Lift out each line of the data that holds "numerator".
===== INFORMATION GIVEN =====
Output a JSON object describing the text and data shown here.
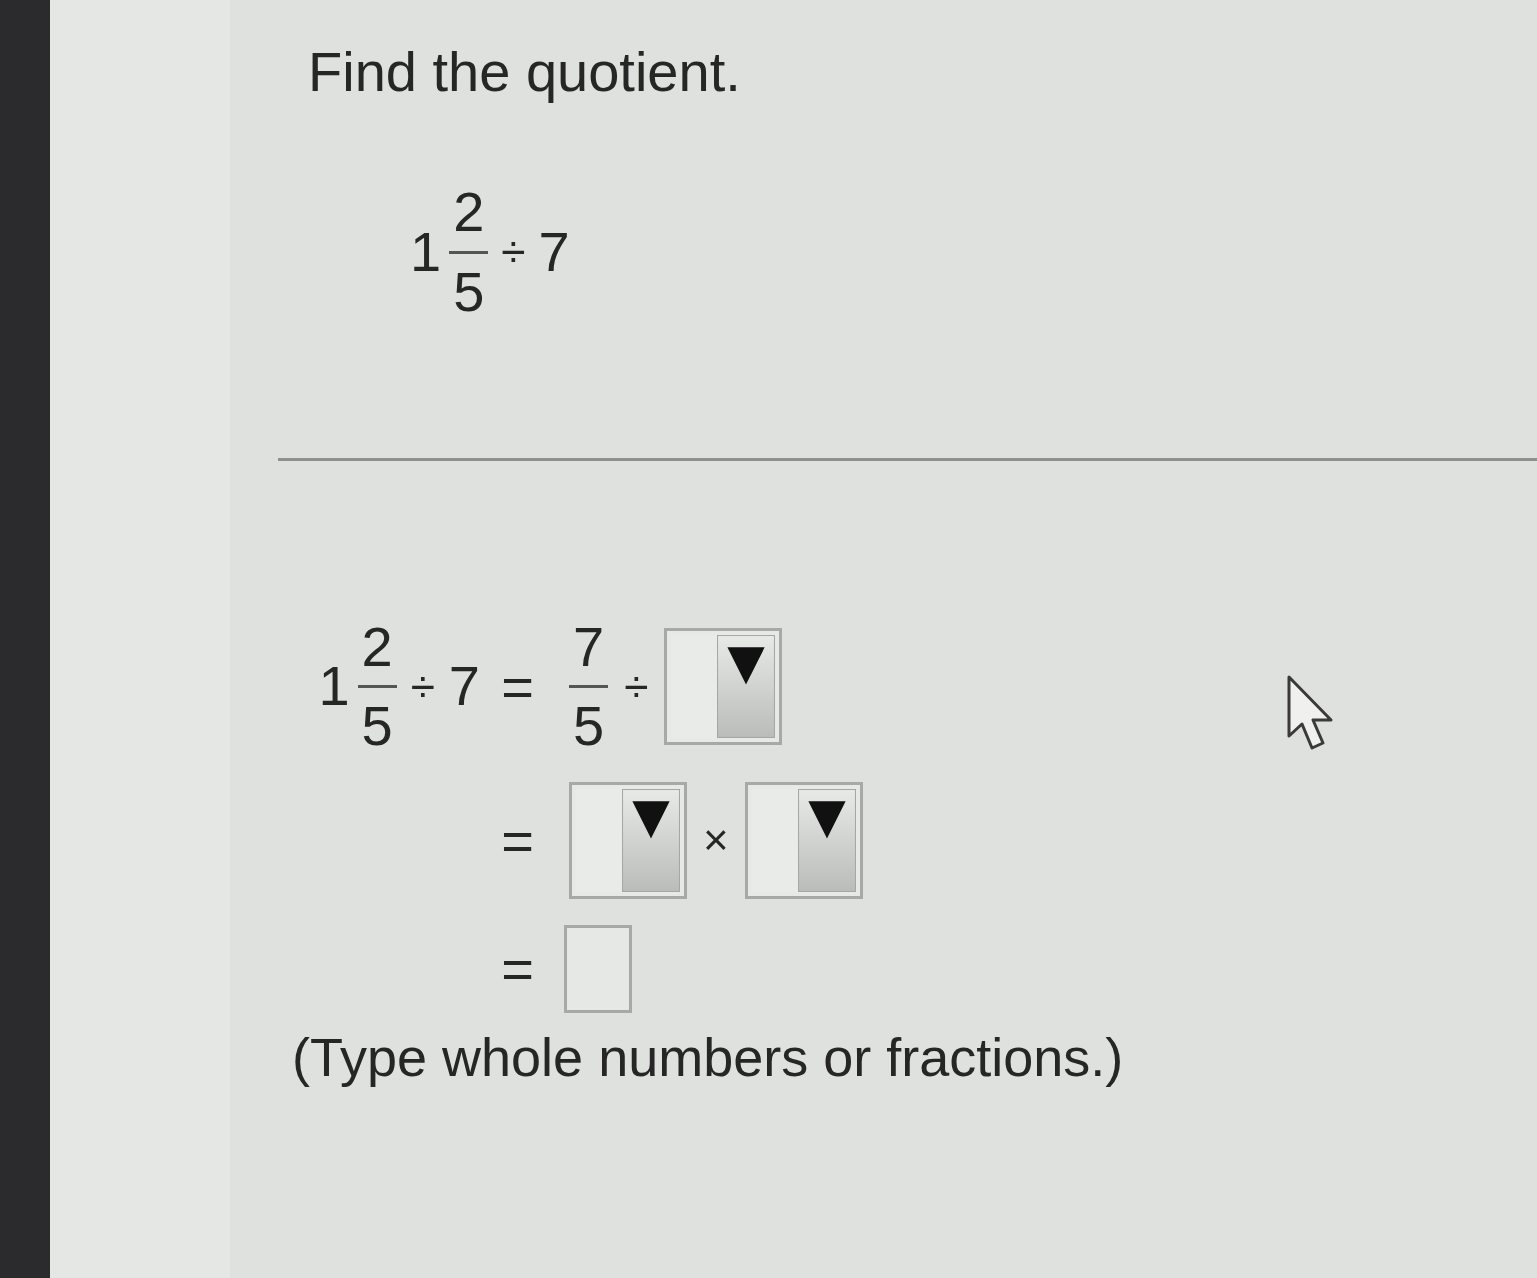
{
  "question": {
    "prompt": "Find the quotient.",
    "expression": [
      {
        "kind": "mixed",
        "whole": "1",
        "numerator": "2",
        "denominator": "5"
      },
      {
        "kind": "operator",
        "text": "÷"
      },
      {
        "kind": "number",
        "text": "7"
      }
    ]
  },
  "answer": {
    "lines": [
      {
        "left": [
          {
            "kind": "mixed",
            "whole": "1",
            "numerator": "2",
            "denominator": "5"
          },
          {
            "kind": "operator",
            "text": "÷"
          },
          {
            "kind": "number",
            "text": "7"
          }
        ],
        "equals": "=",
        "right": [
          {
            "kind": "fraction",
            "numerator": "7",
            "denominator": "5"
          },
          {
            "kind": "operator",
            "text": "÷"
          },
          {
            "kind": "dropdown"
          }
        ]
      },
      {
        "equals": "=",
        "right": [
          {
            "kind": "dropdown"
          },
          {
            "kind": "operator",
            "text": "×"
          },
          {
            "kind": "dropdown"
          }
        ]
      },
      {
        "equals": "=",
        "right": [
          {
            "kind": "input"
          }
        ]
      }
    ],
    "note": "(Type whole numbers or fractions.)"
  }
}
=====
• **OUTPUT FOR THIS EXERCISE**:
        "numerator": "2",
            "numerator": "2",
            "numerator": "7",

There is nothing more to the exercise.